Recipe: Julie Morris’s Raw Mint Chip Superfood Green Smoothie

Smoothies are a great way to create an infinite number of nutrient-packed, refreshing combinations that support good health. Try blending anti-inflammatory fruits and veggies with healthy fats and quality proteins. One of the great things about smoothies is that the taste of greens can actually be masked by sweeter flavors and adding "extras" like cacao (unprocessed chocolate) or pure vanilla can transform a fruit and veggie blend into a decadent springtime treat. If you're a fan of mint chip ice cream, you'll want to give this smoothie a try!

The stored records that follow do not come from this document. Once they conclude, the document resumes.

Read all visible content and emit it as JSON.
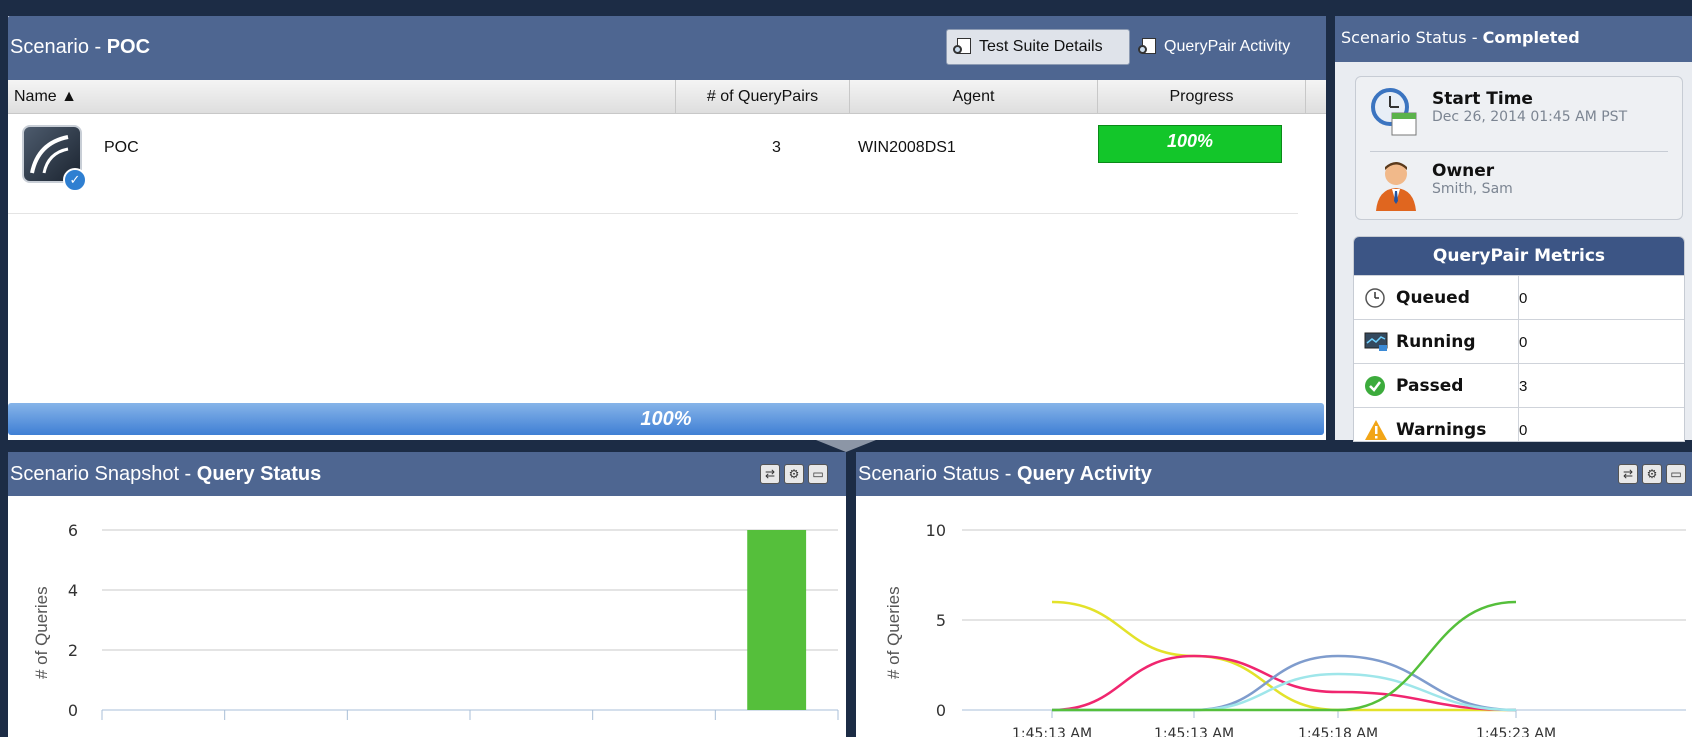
{
  "scenario": {
    "title_prefix": "Scenario - ",
    "title_name": "POC",
    "buttons": {
      "suite_details": "Test Suite Details",
      "querypair_activity": "QueryPair Activity"
    },
    "columns": {
      "name": "Name ▲",
      "querypairs": "# of QueryPairs",
      "agent": "Agent",
      "progress": "Progress"
    },
    "rows": [
      {
        "name": "POC",
        "querypairs": "3",
        "agent": "WIN2008DS1",
        "progress": "100%"
      }
    ],
    "overall_progress": "100%"
  },
  "status": {
    "title_prefix": "Scenario Status - ",
    "title_state": "Completed",
    "start_time_label": "Start Time",
    "start_time_value": "Dec 26, 2014 01:45 AM PST",
    "owner_label": "Owner",
    "owner_value": "Smith, Sam",
    "metrics_title": "QueryPair Metrics",
    "metrics": [
      {
        "label": "Queued",
        "value": "0",
        "icon": "clock-icon"
      },
      {
        "label": "Running",
        "value": "0",
        "icon": "monitor-icon"
      },
      {
        "label": "Passed",
        "value": "3",
        "icon": "check-circle-icon"
      },
      {
        "label": "Warnings",
        "value": "0",
        "icon": "warning-icon"
      }
    ]
  },
  "snapshot": {
    "title_prefix": "Scenario Snapshot - ",
    "title_bold": "Query Status"
  },
  "activity": {
    "title_prefix": "Scenario Status - ",
    "title_bold": "Query Activity"
  },
  "chart_data": [
    {
      "type": "bar",
      "ylabel": "# of Queries",
      "ylim": [
        0,
        6
      ],
      "yticks": [
        0,
        2,
        4,
        6
      ],
      "category_count": 6,
      "values": [
        0,
        0,
        0,
        0,
        0,
        6
      ],
      "bar_color": "#55bf3b",
      "grid": true
    },
    {
      "type": "line",
      "ylabel": "# of Queries",
      "ylim": [
        0,
        10
      ],
      "yticks": [
        0,
        5,
        10
      ],
      "x": [
        "1:45:13 AM",
        "1:45:13 AM",
        "1:45:18 AM",
        "1:45:23 AM"
      ],
      "series": [
        {
          "color": "#e3e22a",
          "values": [
            6,
            3,
            0,
            0
          ]
        },
        {
          "color": "#f0266f",
          "values": [
            0,
            3,
            1,
            0
          ]
        },
        {
          "color": "#7f9ccd",
          "values": [
            0,
            0,
            3,
            0
          ]
        },
        {
          "color": "#9fe6ea",
          "values": [
            0,
            0,
            2,
            0
          ]
        },
        {
          "color": "#55bf3b",
          "values": [
            0,
            0,
            0,
            6
          ]
        }
      ],
      "grid": true
    }
  ]
}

•2 cups frozen spinach
•2 cups frozen bananas
•1⁄4 cup raw unsalted cashews
•3 Tbsp cacao nibs
•2 Tbsp (packed) fresh mint leaves, minced
•1 tsp vanilla extract
•2 cups rice milk (original variety)
•1⁄2 cup coconut water
•sweetener, to taste (optional)
•1/4 tsp chlorella (optional for a superfood boost)

​*Note that cashews will provide some protein, but you can also add a scoop of quality plant-based protein powder. We recommend doing this if your smoothie is serving as its own meal. You can also sub the rice milk for any milk alternative.

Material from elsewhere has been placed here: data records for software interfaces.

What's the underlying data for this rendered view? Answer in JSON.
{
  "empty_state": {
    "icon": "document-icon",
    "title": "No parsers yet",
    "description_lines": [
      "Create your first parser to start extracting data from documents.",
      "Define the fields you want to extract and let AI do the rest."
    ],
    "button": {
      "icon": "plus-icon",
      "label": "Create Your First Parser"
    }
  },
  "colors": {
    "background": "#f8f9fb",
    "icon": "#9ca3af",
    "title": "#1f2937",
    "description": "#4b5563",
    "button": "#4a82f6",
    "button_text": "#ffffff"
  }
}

Blend all the ingredients together (I use a Vitamix) until smooth.Taste, and sweeten as desired. Makes two 18-ounce servings.

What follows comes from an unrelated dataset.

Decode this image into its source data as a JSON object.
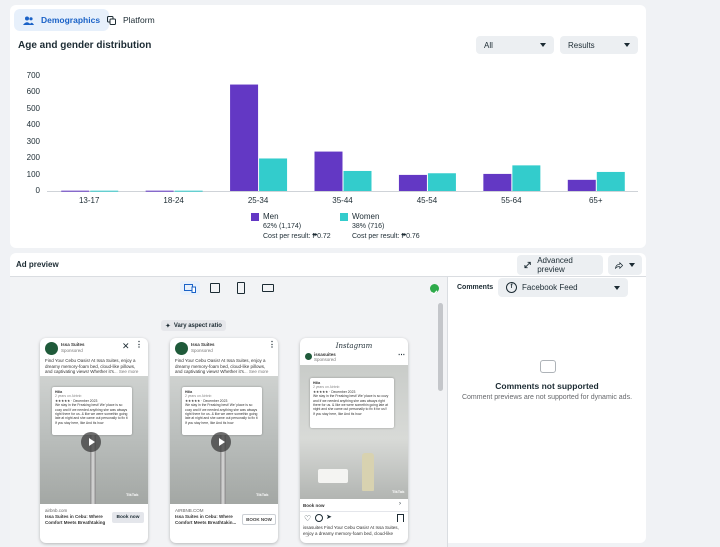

Source: Healthy Blender Recipes

Class Schedule

Reminder: Yoga and Tai Chi and are now being held at the Integrative Health Center. Please check to IHC website for schedule updates.

MBSR classes will continue to meet in the DMG building, Children Rehabilitation Services, 3141 N. 3rd Avenue, Phoenix, AZ 85013. Current members, please register for all classes at the front desk or email us at info@azintegrativeclinic.org. For a monthly view of our classes, access our online Class Schedule.

Mat Yoga

This is a basic, self-paced class emphasizing the fundamental poses of yoga to reinforce foundation and focus. Appropriate for all levels of student. Meets weekly. Taught by Leah Randolph and Dr. Emily Zaragoza

Tai Chi/Qigong

Tai Chi and Qigong are a gentle series of circular and stretching movements that help relieve stress while increasing one’s natural energy. Benefits of a regular practice include improved blood pressure, circulation, muscle and joint flexibility, balance, mental clarity, and peace of mind. This class is appropriate for all levels and experience, including seniors and those with physical challenges. Meets weekly. Taught by Scott Phelps

Mindfulness Based Stress Reduction
Email us at info@azintegrativeclinic.org to register for fall class. Date TBD.

Mindfulness practice is ideal for cultivating greater awareness of the connections between mind and body, as well as of the ways our unconscious thoughts, feelings and behaviors can undermine physical health and mental wellness. Mindfulness can be helpful for reducing stress, relaxing your mind and calming the internal chatter we often experience during our hectic lives. MBSR was developed in 1979 by Dr. Jon Kabat-Zinn at UMASS Medical School. This is a manualized, evidence-based, 8-week program. It is highly participatory and deeply engaging experiential learning. Taught by Breon Michel, MAPP, ACC

Optimizing Weight and Lifestyle
Email us at info@azintegrativeclinic.org to register for fall class. Date TBD.

This class is designed for patients who are interested in examining the role of behavior change as it relates to weight loss. We will discuss the role that mindfulness, physical activity, food and mood play in overall health. By reviewing practical, everyday tools we will explore ways to gradually transition deterring habits into healthy opportunities to live your optimum wellness vision. Taught by Leah Randolph, MA and Candice Candelaria, MS, RDN